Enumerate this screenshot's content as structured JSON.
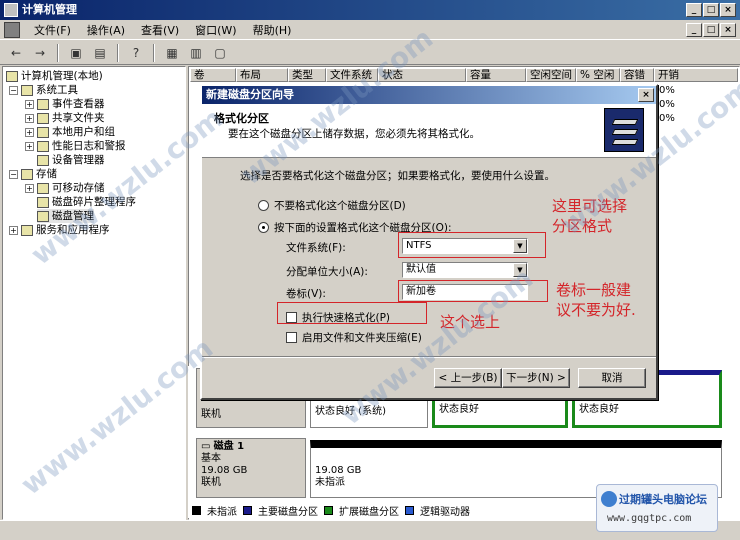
{
  "window": {
    "title": "计算机管理",
    "menu": [
      "文件(F)",
      "操作(A)",
      "查看(V)",
      "窗口(W)",
      "帮助(H)"
    ]
  },
  "tree": {
    "root": "计算机管理(本地)",
    "items": [
      {
        "label": "系统工具",
        "level": 1
      },
      {
        "label": "事件查看器",
        "level": 2
      },
      {
        "label": "共享文件夹",
        "level": 2
      },
      {
        "label": "本地用户和组",
        "level": 2
      },
      {
        "label": "性能日志和警报",
        "level": 2
      },
      {
        "label": "设备管理器",
        "level": 2
      },
      {
        "label": "存储",
        "level": 1
      },
      {
        "label": "可移动存储",
        "level": 2
      },
      {
        "label": "磁盘碎片整理程序",
        "level": 2
      },
      {
        "label": "磁盘管理",
        "level": 2
      },
      {
        "label": "服务和应用程序",
        "level": 1
      }
    ]
  },
  "list": {
    "columns": [
      "卷",
      "布局",
      "类型",
      "文件系统",
      "状态",
      "容量",
      "空闲空间",
      "% 空闲",
      "容错",
      "开销"
    ],
    "pct_values": [
      "0%",
      "0%",
      "0%"
    ]
  },
  "disks": {
    "disk0": {
      "lines": [
        "基",
        "5",
        "联机"
      ],
      "vol1_status": "状态良好 (系统)",
      "vol2_status": "状态良好",
      "vol3_status": "状态良好"
    },
    "disk1": {
      "name": "磁盘 1",
      "type": "基本",
      "size": "19.08 GB",
      "status": "联机",
      "vol_size": "19.08 GB",
      "vol_status": "未指派"
    }
  },
  "legend": [
    "未指派",
    "主要磁盘分区",
    "扩展磁盘分区",
    "逻辑驱动器"
  ],
  "colors": {
    "unallocated": "#000000",
    "primary": "#1a1a8a",
    "extended": "#1a8a1a",
    "logical": "#2a5ad0",
    "annotation": "#d4252a"
  },
  "dialog": {
    "title": "新建磁盘分区向导",
    "heading": "格式化分区",
    "subheading": "要在这个磁盘分区上储存数据，您必须先将其格式化。",
    "prompt": "选择是否要格式化这个磁盘分区；如果要格式化，要使用什么设置。",
    "option_no_format": "不要格式化这个磁盘分区(D)",
    "option_format": "按下面的设置格式化这个磁盘分区(O):",
    "fs_label": "文件系统(F):",
    "fs_value": "NTFS",
    "alloc_label": "分配单位大小(A):",
    "alloc_value": "默认值",
    "volume_label": "卷标(V):",
    "volume_value": "新加卷",
    "quick_format": "执行快速格式化(P)",
    "compress": "启用文件和文件夹压缩(E)",
    "back": "< 上一步(B)",
    "next": "下一步(N) >",
    "cancel": "取消"
  },
  "annotations": {
    "fs_note": "这里可选择分区格式",
    "label_note": "卷标一般建议不要为好.",
    "quick_note": "这个选上"
  },
  "watermarks": [
    "www.wzlu.com",
    "www.wzlu.com",
    "www.wzlu.com",
    "www.wzlu.com",
    "www.wzlu.com"
  ],
  "forum": {
    "name": "过期罐头电脑论坛",
    "url": "www.gqgtpc.com"
  }
}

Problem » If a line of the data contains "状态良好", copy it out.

Reply to the task »
      "vol1_status": "状态良好 (系统)",
      "vol2_status": "状态良好",
      "vol3_status": "状态良好"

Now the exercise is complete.